**Work item:** Among the entries below, which lines include the string "this"? Show each one.

Extracted records:
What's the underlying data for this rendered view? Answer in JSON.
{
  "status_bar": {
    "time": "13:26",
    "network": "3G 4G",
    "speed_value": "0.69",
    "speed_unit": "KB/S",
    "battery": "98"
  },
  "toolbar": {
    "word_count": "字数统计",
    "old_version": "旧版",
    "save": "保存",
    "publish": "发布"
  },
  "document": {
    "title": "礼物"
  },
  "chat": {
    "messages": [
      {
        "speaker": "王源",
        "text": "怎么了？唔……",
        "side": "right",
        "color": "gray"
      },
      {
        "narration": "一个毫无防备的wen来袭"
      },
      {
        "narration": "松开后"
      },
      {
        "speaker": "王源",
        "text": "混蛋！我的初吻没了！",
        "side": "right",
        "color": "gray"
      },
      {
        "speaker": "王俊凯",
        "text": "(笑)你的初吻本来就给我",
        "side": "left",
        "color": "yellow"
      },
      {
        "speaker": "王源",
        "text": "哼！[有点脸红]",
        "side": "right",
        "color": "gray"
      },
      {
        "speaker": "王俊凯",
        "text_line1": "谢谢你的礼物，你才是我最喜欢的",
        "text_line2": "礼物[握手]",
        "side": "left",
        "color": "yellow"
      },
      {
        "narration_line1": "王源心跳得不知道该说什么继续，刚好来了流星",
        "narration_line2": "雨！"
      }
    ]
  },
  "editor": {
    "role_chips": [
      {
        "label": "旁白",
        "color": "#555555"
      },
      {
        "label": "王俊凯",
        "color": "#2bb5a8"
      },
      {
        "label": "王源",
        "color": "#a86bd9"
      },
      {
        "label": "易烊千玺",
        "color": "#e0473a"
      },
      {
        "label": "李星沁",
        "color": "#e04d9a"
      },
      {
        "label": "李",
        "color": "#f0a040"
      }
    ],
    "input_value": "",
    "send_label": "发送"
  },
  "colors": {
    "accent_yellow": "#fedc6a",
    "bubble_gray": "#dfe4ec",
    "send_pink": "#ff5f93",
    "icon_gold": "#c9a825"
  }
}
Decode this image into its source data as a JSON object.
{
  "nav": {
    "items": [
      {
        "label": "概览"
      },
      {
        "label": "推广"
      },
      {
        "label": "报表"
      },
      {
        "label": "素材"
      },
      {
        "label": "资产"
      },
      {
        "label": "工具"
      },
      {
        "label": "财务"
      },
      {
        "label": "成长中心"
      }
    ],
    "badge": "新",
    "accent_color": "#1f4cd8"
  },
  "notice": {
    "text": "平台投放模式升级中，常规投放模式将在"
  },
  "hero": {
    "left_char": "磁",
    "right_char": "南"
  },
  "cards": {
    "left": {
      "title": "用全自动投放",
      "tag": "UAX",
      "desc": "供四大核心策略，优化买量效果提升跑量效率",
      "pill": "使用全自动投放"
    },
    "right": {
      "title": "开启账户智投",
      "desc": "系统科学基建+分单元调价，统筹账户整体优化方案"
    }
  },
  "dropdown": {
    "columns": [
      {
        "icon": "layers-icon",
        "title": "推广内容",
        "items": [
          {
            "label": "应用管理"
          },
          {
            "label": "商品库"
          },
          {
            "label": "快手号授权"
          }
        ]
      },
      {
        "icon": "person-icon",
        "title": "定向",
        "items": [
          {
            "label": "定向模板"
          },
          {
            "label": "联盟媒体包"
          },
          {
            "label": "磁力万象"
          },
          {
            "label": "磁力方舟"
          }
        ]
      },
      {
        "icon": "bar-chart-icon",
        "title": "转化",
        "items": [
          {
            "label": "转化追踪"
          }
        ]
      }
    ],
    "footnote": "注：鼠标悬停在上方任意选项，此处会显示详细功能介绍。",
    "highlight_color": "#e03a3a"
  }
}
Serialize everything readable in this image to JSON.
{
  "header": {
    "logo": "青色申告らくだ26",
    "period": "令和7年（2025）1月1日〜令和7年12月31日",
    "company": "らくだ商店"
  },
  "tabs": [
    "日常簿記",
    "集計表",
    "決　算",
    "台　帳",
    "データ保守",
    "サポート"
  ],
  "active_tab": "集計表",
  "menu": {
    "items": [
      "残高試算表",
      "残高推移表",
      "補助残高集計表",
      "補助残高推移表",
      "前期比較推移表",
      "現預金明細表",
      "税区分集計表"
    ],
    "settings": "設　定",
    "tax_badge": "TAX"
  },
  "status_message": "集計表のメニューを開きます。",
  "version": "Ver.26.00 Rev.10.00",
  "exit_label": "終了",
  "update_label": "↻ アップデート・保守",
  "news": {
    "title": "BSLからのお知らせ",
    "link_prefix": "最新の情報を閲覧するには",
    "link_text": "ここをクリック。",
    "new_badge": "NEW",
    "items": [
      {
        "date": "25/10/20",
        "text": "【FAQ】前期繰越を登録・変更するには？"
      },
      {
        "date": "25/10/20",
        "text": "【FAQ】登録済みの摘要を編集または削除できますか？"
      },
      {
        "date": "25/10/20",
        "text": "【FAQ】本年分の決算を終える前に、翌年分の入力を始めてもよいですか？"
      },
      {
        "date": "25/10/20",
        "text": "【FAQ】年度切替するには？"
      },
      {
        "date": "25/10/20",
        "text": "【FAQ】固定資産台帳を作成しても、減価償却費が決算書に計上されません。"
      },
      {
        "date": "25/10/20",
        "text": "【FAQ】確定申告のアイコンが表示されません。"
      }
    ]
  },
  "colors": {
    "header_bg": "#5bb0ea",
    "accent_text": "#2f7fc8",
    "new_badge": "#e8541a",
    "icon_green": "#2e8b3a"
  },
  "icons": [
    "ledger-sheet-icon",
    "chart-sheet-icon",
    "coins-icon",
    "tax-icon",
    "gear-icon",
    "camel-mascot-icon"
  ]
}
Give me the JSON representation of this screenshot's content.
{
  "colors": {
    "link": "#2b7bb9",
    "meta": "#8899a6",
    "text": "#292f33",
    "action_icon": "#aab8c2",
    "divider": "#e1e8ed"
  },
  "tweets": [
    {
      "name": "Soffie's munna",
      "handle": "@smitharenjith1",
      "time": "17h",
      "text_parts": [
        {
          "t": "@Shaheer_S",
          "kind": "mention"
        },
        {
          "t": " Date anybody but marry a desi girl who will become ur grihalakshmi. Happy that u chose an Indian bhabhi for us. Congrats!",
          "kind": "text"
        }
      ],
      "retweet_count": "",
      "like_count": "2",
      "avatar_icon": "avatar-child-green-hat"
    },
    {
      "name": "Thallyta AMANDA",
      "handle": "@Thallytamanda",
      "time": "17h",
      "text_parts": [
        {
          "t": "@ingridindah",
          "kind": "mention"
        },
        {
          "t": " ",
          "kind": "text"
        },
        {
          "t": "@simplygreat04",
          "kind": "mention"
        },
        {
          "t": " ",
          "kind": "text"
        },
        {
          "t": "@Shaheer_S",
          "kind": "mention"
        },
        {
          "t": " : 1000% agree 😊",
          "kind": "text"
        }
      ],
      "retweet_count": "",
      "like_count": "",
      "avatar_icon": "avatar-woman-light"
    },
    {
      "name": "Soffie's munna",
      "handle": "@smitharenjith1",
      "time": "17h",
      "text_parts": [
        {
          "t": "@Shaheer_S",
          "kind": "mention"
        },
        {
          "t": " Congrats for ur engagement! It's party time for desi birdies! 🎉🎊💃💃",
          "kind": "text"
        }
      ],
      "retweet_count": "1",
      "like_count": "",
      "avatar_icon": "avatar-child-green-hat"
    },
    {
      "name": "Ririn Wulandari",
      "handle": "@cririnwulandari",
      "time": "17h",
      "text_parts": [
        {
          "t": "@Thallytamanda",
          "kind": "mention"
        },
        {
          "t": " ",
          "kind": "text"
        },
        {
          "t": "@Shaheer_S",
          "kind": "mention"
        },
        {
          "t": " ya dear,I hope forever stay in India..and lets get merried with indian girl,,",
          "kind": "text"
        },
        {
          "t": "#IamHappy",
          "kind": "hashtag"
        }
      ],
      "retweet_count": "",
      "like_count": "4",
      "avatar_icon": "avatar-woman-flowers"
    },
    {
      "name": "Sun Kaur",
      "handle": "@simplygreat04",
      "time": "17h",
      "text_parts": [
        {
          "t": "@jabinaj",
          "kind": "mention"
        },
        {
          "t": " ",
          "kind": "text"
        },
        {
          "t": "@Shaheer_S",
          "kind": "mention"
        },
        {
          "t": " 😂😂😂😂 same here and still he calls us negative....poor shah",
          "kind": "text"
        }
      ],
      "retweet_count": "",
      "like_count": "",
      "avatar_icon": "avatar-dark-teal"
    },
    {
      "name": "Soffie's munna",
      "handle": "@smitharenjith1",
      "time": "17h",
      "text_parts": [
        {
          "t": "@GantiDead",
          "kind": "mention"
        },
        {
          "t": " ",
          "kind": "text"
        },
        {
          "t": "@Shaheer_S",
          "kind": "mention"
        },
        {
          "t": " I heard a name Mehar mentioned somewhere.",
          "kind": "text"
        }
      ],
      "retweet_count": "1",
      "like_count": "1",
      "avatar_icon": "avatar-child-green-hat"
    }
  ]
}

**Task answer:**
What's the underlying data for this rendered view? Answer in JSON.
Decode this image into its source data as a JSON object.
Serialize everything readable in this image to JSON.
Give me the JSON representation of this screenshot's content.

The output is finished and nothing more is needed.